Rising wages and worker shortages have made sourcing in China less appealing, and many companies are now sourcing from other countries in the region. This is an accelerating trend that may undermine CNTAC planning. Tellingly, the plan summary did not directly confront any of these emergent issues, indicating that it may be more aspirational than literal.
With growth slowing to 1.4% for textiles and 3.9% for garments in the first quarter, and fixed-asset investment spending growth falling by 21.51 percentage points over 2011, it seems that China’s textile and apparel sector is hitting some sort of wall. THE CNTAC plan calls for an annual increase in textile and clothing exports of about 7%.
More troubling for the Chinese, export growth has fallen 31.3 percentage points in textiles and 14.5 percentage points in apparel. Growth is still occurring, but the rate is dropping fast. The National Development and Reform Commission, which collects the data, ascribes the slowdown to weakening external demand. Several European nations slipped back into recession in Q1, and apparel demand in the United States fell in April.
China has long planned to shift production from an export orientation to a focus on domestic consumption. This is occurring – retail sales of textile products in China are up 14.6% over Q1 2011. The CNTAC plan calls for urban citizen’s spending on clothing to increase 12.5% annually and rural residents spending to increase by 15% annually.
At the same time, the industry is expected to invest heavily in upgrading equipment, boosting innovation, and branding. This is intended to help the Chinese develop a higher value added industry, in response to rising wages and benefits. The CNTAC aims to have 50% of industry profit come from “leading brands” in the industry by 2020. This strategy is sound, but with corporate profits falling 2.21% year over year, it’s unclear where the money will come from to pay for it.

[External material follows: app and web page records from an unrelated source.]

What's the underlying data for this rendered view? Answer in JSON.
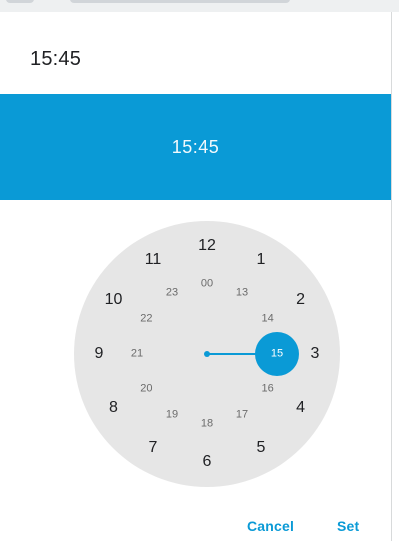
{
  "dialog": {
    "title": "15:45",
    "header_time": "15:45",
    "cancel_label": "Cancel",
    "set_label": "Set"
  },
  "clock": {
    "selected": "15",
    "outer_hours": [
      "12",
      "1",
      "2",
      "3",
      "4",
      "5",
      "6",
      "7",
      "8",
      "9",
      "10",
      "11"
    ],
    "inner_hours": [
      "00",
      "13",
      "14",
      "15",
      "16",
      "17",
      "18",
      "19",
      "20",
      "21",
      "22",
      "23"
    ]
  },
  "colors": {
    "accent": "#0a9ad6",
    "dial_background": "#e6e6e6",
    "text_primary": "#202124",
    "text_secondary": "#6b6b6b"
  }
}
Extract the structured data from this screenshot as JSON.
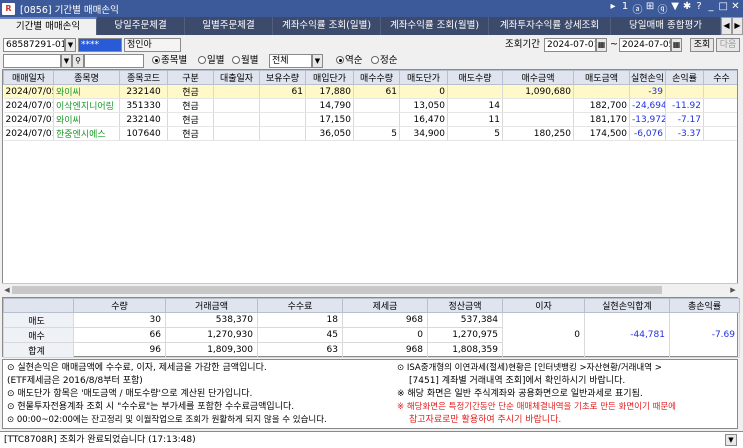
{
  "window": {
    "app_icon": "R",
    "title": "[0856] 기간별 매매손익",
    "controls": [
      "▸",
      "1",
      "ⓐ",
      "⊞",
      "ⓠ",
      "▼",
      "✱",
      "?",
      "_",
      "□",
      "✕"
    ]
  },
  "tabs": [
    {
      "label": "기간별 매매손익",
      "active": true
    },
    {
      "label": "당일주문체결",
      "active": false
    },
    {
      "label": "일별주문체결",
      "active": false
    },
    {
      "label": "계좌수익률 조회(일별)",
      "active": false
    },
    {
      "label": "계좌수익률 조회(월별)",
      "active": false
    },
    {
      "label": "계좌투자수익률 상세조회",
      "active": false
    },
    {
      "label": "당일매매 종합평가",
      "active": false
    }
  ],
  "tab_arrows": {
    "left": "◀",
    "right": "▶"
  },
  "filters": {
    "account_number": "68587291-01",
    "password_mask": "****",
    "account_holder": "정인아",
    "period_label": "조회기간",
    "date_from": "2024-07-01",
    "date_to": "2024-07-05",
    "date_sep": "~",
    "search_button": "조회",
    "next_button": "다음",
    "stock_code": "",
    "view_options": {
      "by_stock": "종목별",
      "daily": "일별",
      "monthly": "월별",
      "selected": "by_stock"
    },
    "scope_value": "전체",
    "order_options": {
      "desc": "역순",
      "asc": "정순",
      "selected": "desc"
    }
  },
  "table": {
    "columns": [
      "매매일자",
      "종목명",
      "종목코드",
      "구분",
      "대출일자",
      "보유수량",
      "매입단가",
      "매수수량",
      "매도단가",
      "매도수량",
      "매수금액",
      "매도금액",
      "실현손익",
      "손익률",
      "수수"
    ],
    "rows": [
      {
        "date": "2024/07/05",
        "name": "와이씨",
        "code": "232140",
        "type": "현금",
        "loan_date": "",
        "hold_qty": "61",
        "buy_price": "17,880",
        "buy_qty": "61",
        "sell_price": "0",
        "sell_qty": "",
        "buy_amt": "1,090,680",
        "sell_amt": "",
        "pnl": "-39",
        "pnl_rate": "",
        "fee": ""
      },
      {
        "date": "2024/07/01",
        "name": "이삭엔지니어링",
        "code": "351330",
        "type": "현금",
        "loan_date": "",
        "hold_qty": "",
        "buy_price": "14,790",
        "buy_qty": "",
        "sell_price": "13,050",
        "sell_qty": "14",
        "buy_amt": "",
        "sell_amt": "182,700",
        "pnl": "-24,694",
        "pnl_rate": "-11.92",
        "fee": ""
      },
      {
        "date": "2024/07/01",
        "name": "와이씨",
        "code": "232140",
        "type": "현금",
        "loan_date": "",
        "hold_qty": "",
        "buy_price": "17,150",
        "buy_qty": "",
        "sell_price": "16,470",
        "sell_qty": "11",
        "buy_amt": "",
        "sell_amt": "181,170",
        "pnl": "-13,972",
        "pnl_rate": "-7.17",
        "fee": ""
      },
      {
        "date": "2024/07/01",
        "name": "한중엔시에스",
        "code": "107640",
        "type": "현금",
        "loan_date": "",
        "hold_qty": "",
        "buy_price": "36,050",
        "buy_qty": "5",
        "sell_price": "34,900",
        "sell_qty": "5",
        "buy_amt": "180,250",
        "sell_amt": "174,500",
        "pnl": "-6,076",
        "pnl_rate": "-3.37",
        "fee": ""
      }
    ]
  },
  "summary": {
    "headers": [
      "",
      "수량",
      "거래금액",
      "수수료",
      "제세금",
      "정산금액",
      "이자",
      "실현손익합계",
      "총손익률"
    ],
    "rows": [
      {
        "label": "매도",
        "qty": "30",
        "amount": "538,370",
        "fee": "18",
        "tax": "968",
        "settle": "537,384"
      },
      {
        "label": "매수",
        "qty": "66",
        "amount": "1,270,930",
        "fee": "45",
        "tax": "0",
        "settle": "1,270,975"
      },
      {
        "label": "합계",
        "qty": "96",
        "amount": "1,809,300",
        "fee": "63",
        "tax": "968",
        "settle": "1,808,359"
      }
    ],
    "interest": "0",
    "realized_total": "-44,781",
    "total_rate": "-7.69"
  },
  "notes": {
    "left": [
      "⊙ 실현손익은 매매금액에 수수료, 이자, 제세금을 가감한 금액입니다.",
      "   (ETF제세금은 2016/8/8부터 포함)",
      "⊙ 매도단가 항목은 '매도금액 / 매도수량'으로 계산된 단가입니다.",
      "⊙ 현물투자전용계좌 조회 시 \"수수료\"는 부가세를 포함한 수수료금액입니다.",
      "⊙ 00:00~02:00에는 잔고정리 및 이월작업으로 조회가 원활하게 되지 않을 수 있습니다."
    ],
    "right": [
      "⊙ ISA중개형의 이연과세(절세)현황은 [인터넷뱅킹 >자산현황/거래내역 >",
      "[7451] 계좌별 거래내역 조회]에서 확인하시기 바랍니다.",
      "※ 해당 화면은 일반 주식계좌와 공용화면으로 일반과세로 표기됨.",
      "※ 해당화면은 특정기간동안 단순 매매체결내역을 기초로 만든 화면이기 때문에",
      "참고자료로만 활용하여 주시기 바랍니다."
    ]
  },
  "status": {
    "message": "[TTC8708R] 조회가 완료되었습니다 (17:13:48)",
    "dropdown": "▼"
  },
  "colors": {
    "title_bg": "#3c5a9a",
    "tab_bg": "#3c4a6b",
    "stock_name": "#1a9a2a",
    "negative": "#2030e0",
    "warning": "#e02020",
    "selected_row": "#fff8c8"
  }
}
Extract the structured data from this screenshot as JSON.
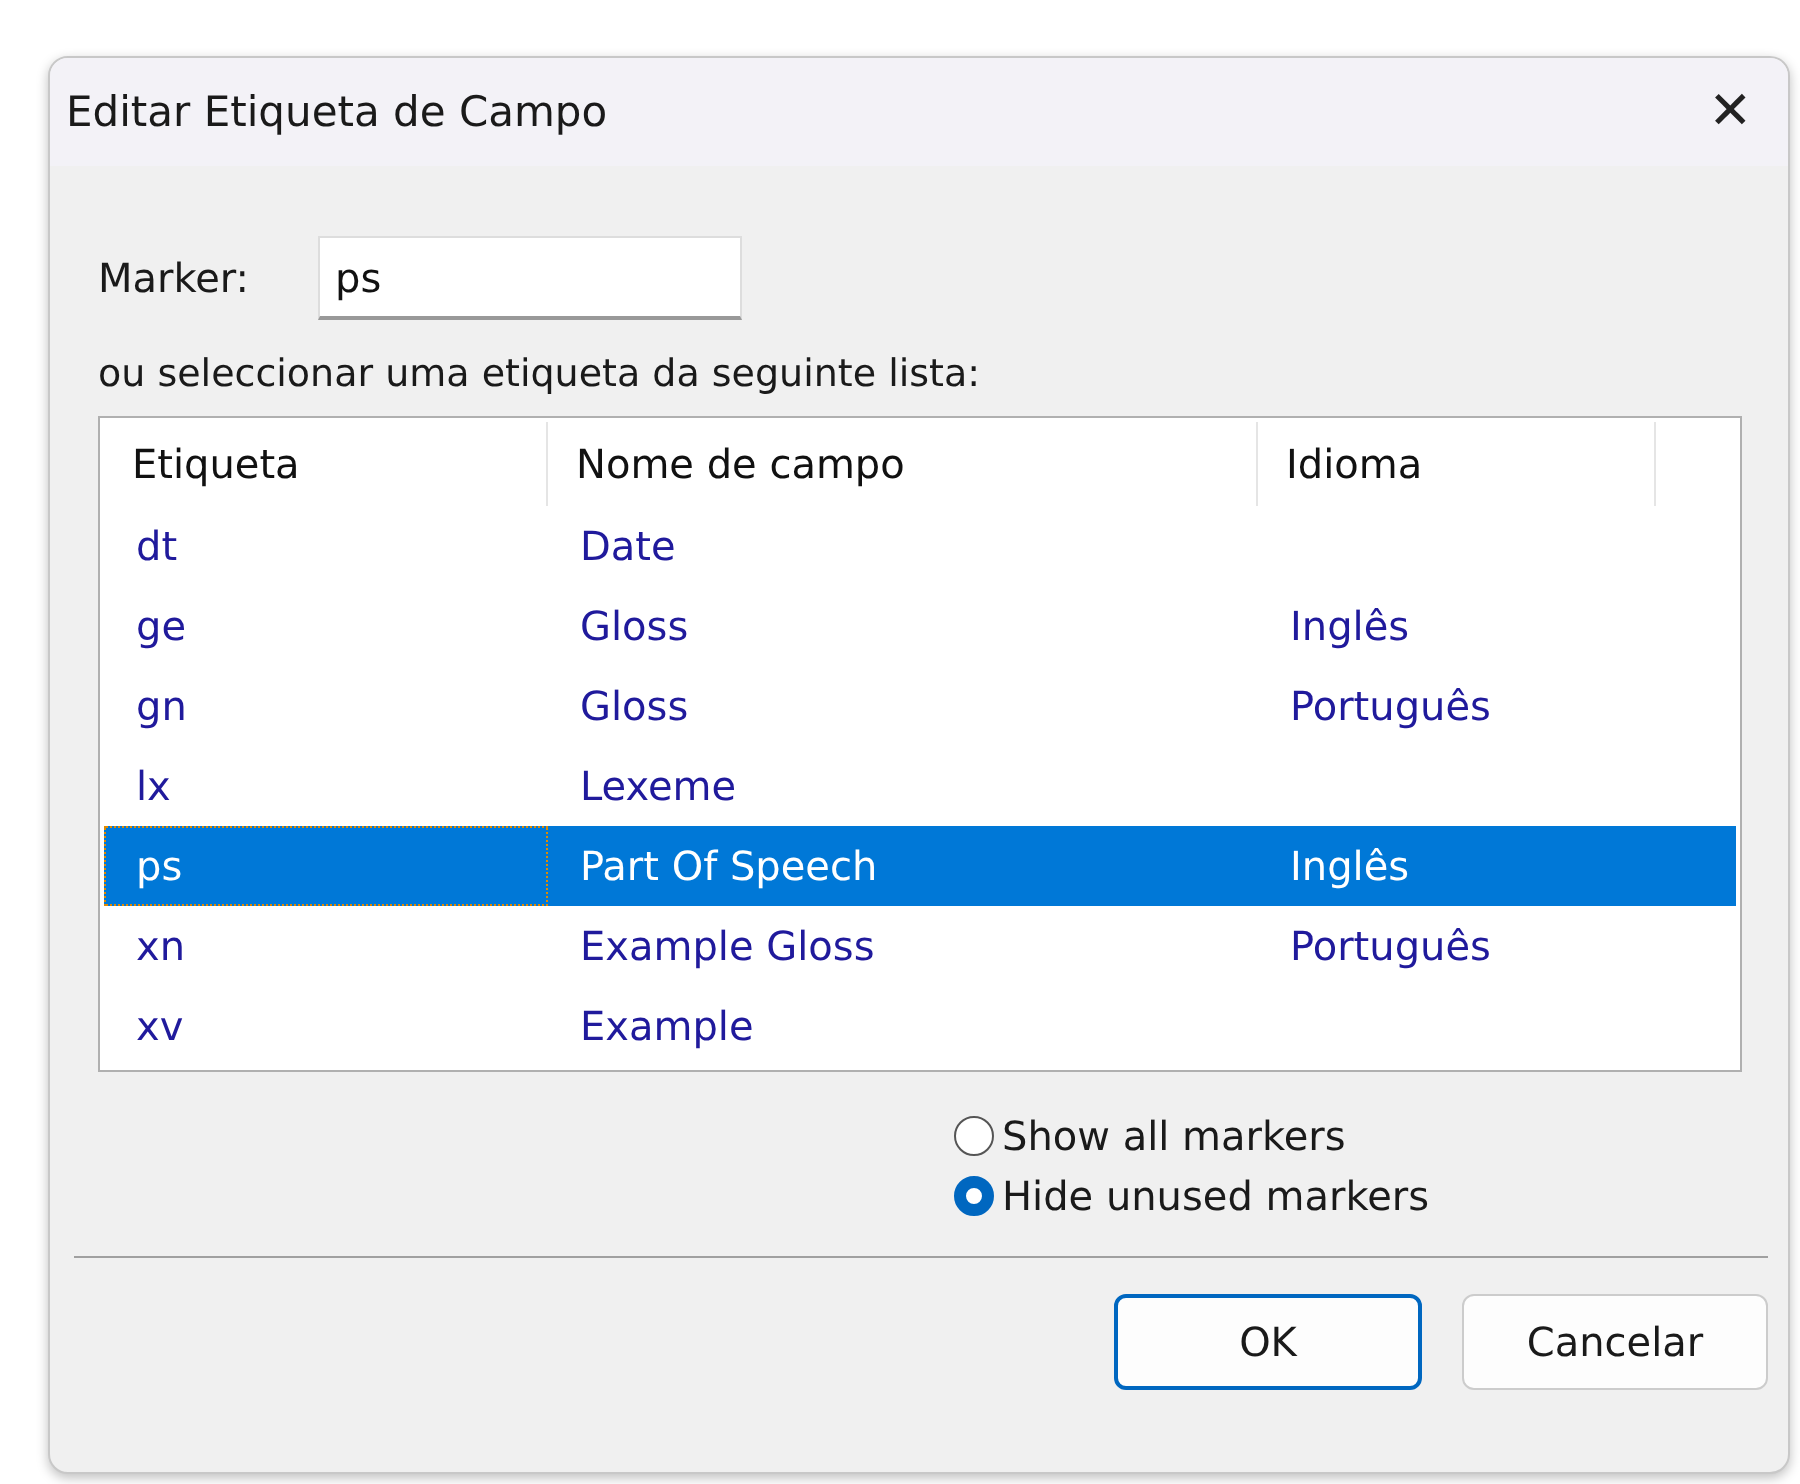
{
  "window": {
    "title": "Editar Etiqueta de Campo",
    "close": "✕"
  },
  "marker": {
    "label": "Marker:",
    "value": "ps"
  },
  "list_caption": "ou seleccionar uma etiqueta da seguinte lista:",
  "table": {
    "columns": [
      "Etiqueta",
      "Nome de campo",
      "Idioma"
    ],
    "rows": [
      {
        "cells": [
          "dt",
          "Date",
          ""
        ],
        "selected": false
      },
      {
        "cells": [
          "ge",
          "Gloss",
          "Inglês"
        ],
        "selected": false
      },
      {
        "cells": [
          "gn",
          "Gloss",
          "Português"
        ],
        "selected": false
      },
      {
        "cells": [
          "lx",
          "Lexeme",
          ""
        ],
        "selected": false
      },
      {
        "cells": [
          "ps",
          "Part Of Speech",
          "Inglês"
        ],
        "selected": true
      },
      {
        "cells": [
          "xn",
          "Example Gloss",
          "Português"
        ],
        "selected": false
      },
      {
        "cells": [
          "xv",
          "Example",
          ""
        ],
        "selected": false
      }
    ]
  },
  "options": [
    {
      "label": "Show all markers",
      "selected": false
    },
    {
      "label": "Hide unused markers",
      "selected": true
    }
  ],
  "buttons": [
    {
      "label": "OK",
      "default": true
    },
    {
      "label": "Cancelar",
      "default": false
    }
  ]
}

Vietnam saw overall export increases of 14% in Q1 over 2011. Cambodia saw exports to Korea increase 80% year over year. Both countries offer lower wages and similar proximity to Pacific Rim countries, compared to China. In an environment of falling demand, it is likely that Vietnam and Cambodia’s growth came at the expense of Chinese garment exports. Unless new markets open up, it is uncertain whether China will be able to meet its ambitious targets.